1. Don’t use tiny font. Regardless of how long a resume is, I usually spend about thirty seconds on it. Packing in more stuff doesn’t make me learn more about you, it just creates eyestrain.

2. Don’t avoid numbers. Your project “saved the company money”. How much? $1? $1,000? $1,000,000? If you don’t say which, it’ll be written off as empty filler.

3. Don’t brag about meaningless “skills”. Using a word processor is not a “skill”. Browsing the Web is not a “skill”. Writing email is not a “skill”. (Yes, people really say these things.) If an average eight-year-old can do something, don’t list it.

4. Don’t talk about “objectives” or “career focus”. Why should the employer care?

5. Don’t call yourself an “experienced professional” in field X when you’re right out of college, and haven’t worked in field X. It just looks silly.

6. Don’t send resumes as Word docs. They look different on different computers. PDF, please.

7. Don’t list things irrelevant to the job. If you’re applying to a chemical engineering company, no one needs to know you waited tables seven years ago.

8. Don’t write in a foreign language. There are exceptions (overseas offices, translation jobs, etc.), but they’re unusual.

9. Don’t apply for a highly specialized position without naming relevant skills. If you want to be a physicist, talking about your illustrious career in accounting won’t help.

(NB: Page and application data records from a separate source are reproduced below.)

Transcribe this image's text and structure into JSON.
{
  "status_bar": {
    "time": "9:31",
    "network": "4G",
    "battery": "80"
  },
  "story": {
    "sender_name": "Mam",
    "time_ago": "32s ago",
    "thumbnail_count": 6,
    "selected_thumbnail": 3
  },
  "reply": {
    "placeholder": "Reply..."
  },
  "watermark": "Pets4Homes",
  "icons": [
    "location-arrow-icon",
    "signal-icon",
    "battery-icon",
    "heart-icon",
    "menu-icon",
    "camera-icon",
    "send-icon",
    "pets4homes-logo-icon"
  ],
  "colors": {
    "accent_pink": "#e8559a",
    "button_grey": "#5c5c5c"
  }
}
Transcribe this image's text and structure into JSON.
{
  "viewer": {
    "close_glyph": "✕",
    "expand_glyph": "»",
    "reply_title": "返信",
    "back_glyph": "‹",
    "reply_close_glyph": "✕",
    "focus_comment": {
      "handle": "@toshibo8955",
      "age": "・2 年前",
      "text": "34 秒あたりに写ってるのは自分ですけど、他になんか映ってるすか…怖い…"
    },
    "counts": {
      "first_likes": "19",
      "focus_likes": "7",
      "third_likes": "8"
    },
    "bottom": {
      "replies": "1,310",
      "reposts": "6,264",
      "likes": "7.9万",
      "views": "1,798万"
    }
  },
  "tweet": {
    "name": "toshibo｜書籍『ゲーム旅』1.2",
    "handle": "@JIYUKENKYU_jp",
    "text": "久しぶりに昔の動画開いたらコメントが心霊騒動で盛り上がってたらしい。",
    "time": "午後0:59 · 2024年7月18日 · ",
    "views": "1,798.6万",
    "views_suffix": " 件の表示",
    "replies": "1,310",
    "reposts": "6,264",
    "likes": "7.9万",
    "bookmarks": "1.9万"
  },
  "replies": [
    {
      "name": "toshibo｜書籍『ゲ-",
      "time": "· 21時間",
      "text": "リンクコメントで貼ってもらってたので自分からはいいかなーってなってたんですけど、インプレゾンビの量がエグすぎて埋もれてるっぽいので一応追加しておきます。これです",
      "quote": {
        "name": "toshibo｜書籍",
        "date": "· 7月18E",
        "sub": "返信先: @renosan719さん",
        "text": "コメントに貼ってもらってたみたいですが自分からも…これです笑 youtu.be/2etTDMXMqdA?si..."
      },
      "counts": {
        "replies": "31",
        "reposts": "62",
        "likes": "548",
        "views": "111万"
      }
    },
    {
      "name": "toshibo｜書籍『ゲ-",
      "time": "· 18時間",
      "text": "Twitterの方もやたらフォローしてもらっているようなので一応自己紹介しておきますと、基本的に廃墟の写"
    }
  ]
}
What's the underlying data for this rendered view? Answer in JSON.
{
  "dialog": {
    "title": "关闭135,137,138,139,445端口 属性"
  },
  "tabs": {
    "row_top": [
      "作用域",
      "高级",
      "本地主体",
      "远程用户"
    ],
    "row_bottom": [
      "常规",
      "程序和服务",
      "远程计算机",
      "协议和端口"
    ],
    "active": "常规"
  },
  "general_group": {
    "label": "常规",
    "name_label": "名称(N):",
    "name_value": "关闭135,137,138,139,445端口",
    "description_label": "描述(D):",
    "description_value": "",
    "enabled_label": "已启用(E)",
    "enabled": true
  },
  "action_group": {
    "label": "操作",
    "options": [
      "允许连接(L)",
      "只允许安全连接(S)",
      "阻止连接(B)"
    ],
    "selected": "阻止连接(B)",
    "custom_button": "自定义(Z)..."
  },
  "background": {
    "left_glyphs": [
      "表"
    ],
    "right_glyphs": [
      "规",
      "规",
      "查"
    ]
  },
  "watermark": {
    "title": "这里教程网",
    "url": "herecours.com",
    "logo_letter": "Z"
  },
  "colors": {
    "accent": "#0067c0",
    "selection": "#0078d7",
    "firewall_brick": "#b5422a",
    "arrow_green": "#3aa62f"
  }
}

(Disclaimer: This is based on how I read resumes, and that varies from person to person. Your mileage may vary, batteries not included.)